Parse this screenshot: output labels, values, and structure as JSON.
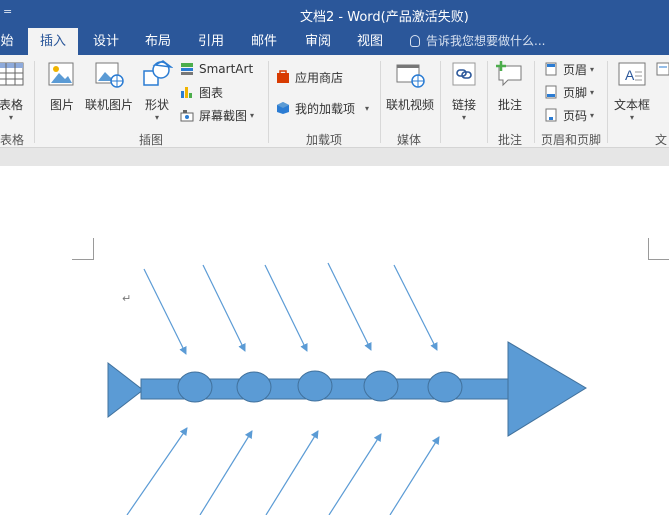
{
  "title_bar": {
    "quick_access": "=",
    "title": "文档2 - Word(产品激活失败)"
  },
  "tabs": [
    {
      "label": "始",
      "active": false
    },
    {
      "label": "插入",
      "active": true
    },
    {
      "label": "设计",
      "active": false
    },
    {
      "label": "布局",
      "active": false
    },
    {
      "label": "引用",
      "active": false
    },
    {
      "label": "邮件",
      "active": false
    },
    {
      "label": "审阅",
      "active": false
    },
    {
      "label": "视图",
      "active": false
    }
  ],
  "tell_me": {
    "placeholder": "告诉我您想要做什么..."
  },
  "ribbon": {
    "table_group": {
      "button": "表格",
      "label": "表格"
    },
    "illustrations": {
      "label": "插图",
      "picture": "图片",
      "online_picture": "联机图片",
      "shapes": "形状",
      "smartart": "SmartArt",
      "chart": "图表",
      "screenshot": "屏幕截图"
    },
    "addins": {
      "label": "加载项",
      "store": "应用商店",
      "my_addins": "我的加载项"
    },
    "media": {
      "label": "媒体",
      "online_video": "联机视频"
    },
    "links": {
      "label": "",
      "link": "链接"
    },
    "comments": {
      "label": "批注",
      "comment": "批注"
    },
    "header_footer": {
      "label": "页眉和页脚",
      "header": "页眉",
      "footer": "页脚",
      "page_number": "页码"
    },
    "text": {
      "label": "文",
      "textbox": "文本框"
    }
  },
  "document": {
    "paragraph_mark": "↵"
  },
  "colors": {
    "accent": "#2b579a",
    "shape_fill": "#5b9bd5",
    "shape_stroke": "#41719c"
  }
}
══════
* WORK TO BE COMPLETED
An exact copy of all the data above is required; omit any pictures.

* RESULT
Parse this screenshot: output labels, values, and structure as JSON.
{
  "title_bar": {
    "quick_access": "=",
    "title": "文档2 - Word(产品激活失败)"
  },
  "tabs": [
    {
      "label": "始",
      "active": false
    },
    {
      "label": "插入",
      "active": true
    },
    {
      "label": "设计",
      "active": false
    },
    {
      "label": "布局",
      "active": false
    },
    {
      "label": "引用",
      "active": false
    },
    {
      "label": "邮件",
      "active": false
    },
    {
      "label": "审阅",
      "active": false
    },
    {
      "label": "视图",
      "active": false
    }
  ],
  "tell_me": {
    "placeholder": "告诉我您想要做什么..."
  },
  "ribbon": {
    "table_group": {
      "button": "表格",
      "label": "表格"
    },
    "illustrations": {
      "label": "插图",
      "picture": "图片",
      "online_picture": "联机图片",
      "shapes": "形状",
      "smartart": "SmartArt",
      "chart": "图表",
      "screenshot": "屏幕截图"
    },
    "addins": {
      "label": "加载项",
      "store": "应用商店",
      "my_addins": "我的加载项"
    },
    "media": {
      "label": "媒体",
      "online_video": "联机视频"
    },
    "links": {
      "label": "",
      "link": "链接"
    },
    "comments": {
      "label": "批注",
      "comment": "批注"
    },
    "header_footer": {
      "label": "页眉和页脚",
      "header": "页眉",
      "footer": "页脚",
      "page_number": "页码"
    },
    "text": {
      "label": "文",
      "textbox": "文本框"
    }
  },
  "document": {
    "paragraph_mark": "↵"
  },
  "colors": {
    "accent": "#2b579a",
    "shape_fill": "#5b9bd5",
    "shape_stroke": "#41719c"
  }
}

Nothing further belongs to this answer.